We don’t just put together bikes and sell them, we also love riding them.
It used to be that my favorite training ride, one of those rides that are handy when you have something else to do that day, was to cross the Golden Gate Bridge, climb the hill overlooking the Marin Headlands, stop for a minute to take in the view of San Francisco from the top of Conzelman Road, ride down the hill, perhaps take a detour to the Headlands Institute and Rodeo Beach to watch the waves, ride east on Bunker Road, climb again up McCullough Road and return to the city across the Bridge—about an hour and a half from my home in San Francisco. I used to take this ride twice, maybe three times a week.
Well, no more. Conzelman Road has been blocked off for the best part of this year.
Why? Because the National Park Service and the U.S. Department of Transportation have decided to improve something that was close to perfect. They are repaving the roads, enlarging them to accommodate parking for cars, and, yes, they are including a bike lane on the way up.
I certainly applaud the inclusion of a bike lane, although it should not be necessary on what is substantially a country road. Here people are supposed to look at the stunning scenery and feel at peace with nature, rather than driving at top speed with great danger to themselves and to others without any law enforcement within sight. The newly paved roads will certainly not discourage such behavior.
What will Conzelman Road look like? According to the rendering shown in the project’s website, www.projectheadlands.gov, it will be distressingly similar to the parking lot surrounding a suburban shopping mall.

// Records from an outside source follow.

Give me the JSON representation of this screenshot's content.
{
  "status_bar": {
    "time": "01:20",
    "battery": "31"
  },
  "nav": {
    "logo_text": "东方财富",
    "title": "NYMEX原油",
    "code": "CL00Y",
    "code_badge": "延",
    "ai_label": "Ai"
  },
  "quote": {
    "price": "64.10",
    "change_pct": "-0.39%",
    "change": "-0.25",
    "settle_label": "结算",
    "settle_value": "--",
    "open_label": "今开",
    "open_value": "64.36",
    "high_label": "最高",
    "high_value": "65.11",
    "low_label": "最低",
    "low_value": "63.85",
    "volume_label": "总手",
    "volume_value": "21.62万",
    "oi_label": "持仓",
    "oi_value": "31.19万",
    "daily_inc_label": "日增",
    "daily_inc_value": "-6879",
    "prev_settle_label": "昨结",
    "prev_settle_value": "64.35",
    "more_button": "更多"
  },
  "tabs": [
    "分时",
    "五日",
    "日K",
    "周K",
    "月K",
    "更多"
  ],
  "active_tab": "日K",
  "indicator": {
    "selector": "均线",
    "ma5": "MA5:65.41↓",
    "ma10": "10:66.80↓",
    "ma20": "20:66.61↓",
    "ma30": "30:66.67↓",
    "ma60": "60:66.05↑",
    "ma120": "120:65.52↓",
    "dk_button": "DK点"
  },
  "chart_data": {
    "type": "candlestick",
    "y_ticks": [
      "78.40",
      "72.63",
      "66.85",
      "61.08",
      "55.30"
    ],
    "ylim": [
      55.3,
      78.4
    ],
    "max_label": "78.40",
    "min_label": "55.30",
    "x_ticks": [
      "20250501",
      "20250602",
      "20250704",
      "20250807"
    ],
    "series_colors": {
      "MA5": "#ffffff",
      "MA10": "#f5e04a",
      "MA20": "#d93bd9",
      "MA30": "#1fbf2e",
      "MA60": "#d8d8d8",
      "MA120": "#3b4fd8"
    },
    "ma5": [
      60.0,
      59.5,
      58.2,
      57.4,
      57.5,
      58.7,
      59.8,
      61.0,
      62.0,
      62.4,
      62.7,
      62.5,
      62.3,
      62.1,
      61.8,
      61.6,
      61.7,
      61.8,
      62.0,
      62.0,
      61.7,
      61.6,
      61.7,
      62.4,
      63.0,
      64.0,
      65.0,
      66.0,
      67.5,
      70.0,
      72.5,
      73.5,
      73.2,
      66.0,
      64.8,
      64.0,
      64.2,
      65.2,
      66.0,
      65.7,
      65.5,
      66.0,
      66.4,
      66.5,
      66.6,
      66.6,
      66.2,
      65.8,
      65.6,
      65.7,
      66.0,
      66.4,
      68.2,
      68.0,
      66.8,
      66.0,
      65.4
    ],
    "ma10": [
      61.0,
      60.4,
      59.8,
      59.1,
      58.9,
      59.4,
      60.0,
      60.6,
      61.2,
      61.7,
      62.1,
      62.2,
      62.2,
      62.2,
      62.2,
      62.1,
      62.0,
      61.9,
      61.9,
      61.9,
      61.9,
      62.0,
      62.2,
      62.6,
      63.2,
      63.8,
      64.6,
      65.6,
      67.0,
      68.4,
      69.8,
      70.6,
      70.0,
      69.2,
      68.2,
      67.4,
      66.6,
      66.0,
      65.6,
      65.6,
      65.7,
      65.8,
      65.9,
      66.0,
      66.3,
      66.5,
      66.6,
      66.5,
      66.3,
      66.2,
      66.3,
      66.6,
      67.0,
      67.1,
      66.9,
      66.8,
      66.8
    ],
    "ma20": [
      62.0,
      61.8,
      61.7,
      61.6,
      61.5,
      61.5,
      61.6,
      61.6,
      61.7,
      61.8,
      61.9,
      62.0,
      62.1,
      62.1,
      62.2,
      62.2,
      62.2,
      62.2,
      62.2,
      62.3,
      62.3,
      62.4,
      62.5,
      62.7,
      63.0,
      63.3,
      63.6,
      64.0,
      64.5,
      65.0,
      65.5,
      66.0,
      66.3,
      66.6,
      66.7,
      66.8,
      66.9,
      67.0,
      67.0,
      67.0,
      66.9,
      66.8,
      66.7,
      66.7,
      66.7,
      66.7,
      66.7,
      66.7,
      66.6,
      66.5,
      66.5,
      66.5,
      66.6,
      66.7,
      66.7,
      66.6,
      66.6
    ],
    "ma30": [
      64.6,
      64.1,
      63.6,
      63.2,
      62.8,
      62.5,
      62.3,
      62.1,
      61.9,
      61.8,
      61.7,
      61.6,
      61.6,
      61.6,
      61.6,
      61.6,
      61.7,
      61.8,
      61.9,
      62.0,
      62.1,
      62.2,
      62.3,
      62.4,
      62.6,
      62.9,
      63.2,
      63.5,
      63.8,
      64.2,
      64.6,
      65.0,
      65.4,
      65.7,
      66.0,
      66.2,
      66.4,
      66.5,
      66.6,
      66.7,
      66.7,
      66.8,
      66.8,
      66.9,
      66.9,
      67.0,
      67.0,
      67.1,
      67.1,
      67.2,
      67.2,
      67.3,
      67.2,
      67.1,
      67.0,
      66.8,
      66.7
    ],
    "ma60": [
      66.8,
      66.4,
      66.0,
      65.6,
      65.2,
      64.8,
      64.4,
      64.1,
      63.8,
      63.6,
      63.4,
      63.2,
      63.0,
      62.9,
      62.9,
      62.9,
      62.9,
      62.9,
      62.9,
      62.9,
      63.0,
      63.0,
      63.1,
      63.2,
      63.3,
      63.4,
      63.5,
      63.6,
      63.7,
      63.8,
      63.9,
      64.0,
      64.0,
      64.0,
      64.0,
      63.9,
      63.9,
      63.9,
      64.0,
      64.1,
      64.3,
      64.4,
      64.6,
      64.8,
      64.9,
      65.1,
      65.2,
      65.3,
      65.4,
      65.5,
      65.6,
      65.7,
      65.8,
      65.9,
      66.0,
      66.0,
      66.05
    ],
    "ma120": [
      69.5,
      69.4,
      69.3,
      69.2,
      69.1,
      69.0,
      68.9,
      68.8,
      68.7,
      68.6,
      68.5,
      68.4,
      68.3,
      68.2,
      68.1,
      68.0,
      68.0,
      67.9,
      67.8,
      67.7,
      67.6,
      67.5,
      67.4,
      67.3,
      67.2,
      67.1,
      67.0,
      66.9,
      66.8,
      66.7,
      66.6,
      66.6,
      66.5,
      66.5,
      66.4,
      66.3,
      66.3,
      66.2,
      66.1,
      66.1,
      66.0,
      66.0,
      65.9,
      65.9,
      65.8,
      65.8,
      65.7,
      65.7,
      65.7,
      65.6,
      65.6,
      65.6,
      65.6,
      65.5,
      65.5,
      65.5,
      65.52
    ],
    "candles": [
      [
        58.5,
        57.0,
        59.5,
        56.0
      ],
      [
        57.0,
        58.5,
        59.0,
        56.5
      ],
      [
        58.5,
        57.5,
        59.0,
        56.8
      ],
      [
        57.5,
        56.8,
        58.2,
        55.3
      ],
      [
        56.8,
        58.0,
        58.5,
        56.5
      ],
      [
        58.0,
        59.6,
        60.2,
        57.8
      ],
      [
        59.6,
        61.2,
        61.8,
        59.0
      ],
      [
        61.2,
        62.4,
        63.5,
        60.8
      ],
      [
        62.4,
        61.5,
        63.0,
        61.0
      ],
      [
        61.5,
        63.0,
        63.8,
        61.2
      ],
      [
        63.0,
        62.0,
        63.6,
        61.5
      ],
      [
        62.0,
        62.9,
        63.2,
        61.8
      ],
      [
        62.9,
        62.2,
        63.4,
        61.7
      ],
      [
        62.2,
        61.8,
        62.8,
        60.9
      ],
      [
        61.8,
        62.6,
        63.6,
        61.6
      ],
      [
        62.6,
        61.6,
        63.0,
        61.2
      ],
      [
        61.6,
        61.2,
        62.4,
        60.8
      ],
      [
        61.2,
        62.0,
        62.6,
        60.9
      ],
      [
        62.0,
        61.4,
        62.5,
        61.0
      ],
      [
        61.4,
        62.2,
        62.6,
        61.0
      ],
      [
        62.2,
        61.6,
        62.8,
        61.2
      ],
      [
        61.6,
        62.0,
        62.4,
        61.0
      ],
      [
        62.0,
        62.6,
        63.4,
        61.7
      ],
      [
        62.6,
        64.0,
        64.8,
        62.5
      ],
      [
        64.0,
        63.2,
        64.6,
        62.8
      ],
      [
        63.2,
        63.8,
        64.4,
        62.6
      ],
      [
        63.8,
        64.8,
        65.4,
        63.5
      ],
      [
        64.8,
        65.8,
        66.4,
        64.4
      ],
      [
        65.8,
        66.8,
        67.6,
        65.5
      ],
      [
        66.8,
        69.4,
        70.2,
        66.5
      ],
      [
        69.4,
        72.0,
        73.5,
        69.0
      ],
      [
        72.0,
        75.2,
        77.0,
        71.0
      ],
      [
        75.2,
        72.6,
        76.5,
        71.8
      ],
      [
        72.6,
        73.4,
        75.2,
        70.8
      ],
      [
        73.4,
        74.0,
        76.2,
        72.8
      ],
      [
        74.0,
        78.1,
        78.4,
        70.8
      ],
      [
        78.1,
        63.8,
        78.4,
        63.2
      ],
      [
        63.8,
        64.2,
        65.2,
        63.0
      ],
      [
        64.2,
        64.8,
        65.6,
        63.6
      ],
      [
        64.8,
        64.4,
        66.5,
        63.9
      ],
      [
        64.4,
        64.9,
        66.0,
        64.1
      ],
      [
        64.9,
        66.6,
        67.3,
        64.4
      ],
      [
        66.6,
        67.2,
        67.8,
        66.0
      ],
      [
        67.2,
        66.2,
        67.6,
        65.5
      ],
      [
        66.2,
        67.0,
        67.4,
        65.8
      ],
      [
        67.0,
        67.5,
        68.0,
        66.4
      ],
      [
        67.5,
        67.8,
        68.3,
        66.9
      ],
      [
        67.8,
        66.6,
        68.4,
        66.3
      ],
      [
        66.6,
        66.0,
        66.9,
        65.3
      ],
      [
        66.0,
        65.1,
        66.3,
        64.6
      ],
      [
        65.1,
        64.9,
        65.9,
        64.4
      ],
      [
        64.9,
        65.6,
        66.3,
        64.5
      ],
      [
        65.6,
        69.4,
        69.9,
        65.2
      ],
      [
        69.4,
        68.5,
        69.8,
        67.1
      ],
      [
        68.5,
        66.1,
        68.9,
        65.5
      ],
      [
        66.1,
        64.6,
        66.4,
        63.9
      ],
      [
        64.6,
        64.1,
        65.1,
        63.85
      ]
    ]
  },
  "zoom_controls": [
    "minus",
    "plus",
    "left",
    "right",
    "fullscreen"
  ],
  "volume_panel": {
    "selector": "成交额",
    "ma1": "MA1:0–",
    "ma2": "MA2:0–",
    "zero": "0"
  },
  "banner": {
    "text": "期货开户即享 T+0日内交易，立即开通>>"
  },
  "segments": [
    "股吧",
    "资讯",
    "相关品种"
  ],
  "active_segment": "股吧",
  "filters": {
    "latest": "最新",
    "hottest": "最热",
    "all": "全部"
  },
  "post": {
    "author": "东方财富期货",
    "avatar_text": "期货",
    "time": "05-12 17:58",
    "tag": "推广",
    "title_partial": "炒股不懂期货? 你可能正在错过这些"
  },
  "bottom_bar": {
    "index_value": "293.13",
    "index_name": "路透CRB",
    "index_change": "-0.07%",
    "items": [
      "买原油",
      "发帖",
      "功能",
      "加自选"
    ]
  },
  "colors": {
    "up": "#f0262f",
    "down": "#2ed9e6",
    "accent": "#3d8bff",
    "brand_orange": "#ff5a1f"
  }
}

Why is it that we think of some beautiful spot as some sort of tourist destination, or a ride, not as in bike ride but as in Disneyland ride, something that is made especially for tourists, in other words, and should be avoided carefully by locals. We have seen such trivialization happening with Lombard Street in San Francisco, which has no other reason to appeal to hordes of visitors than that of being curved. Still in San Francisco, Fisherman’s Wharf, another area that has become the prime example of a tourist trap, with the same shops and souvenirs we see anywhere else on the planet.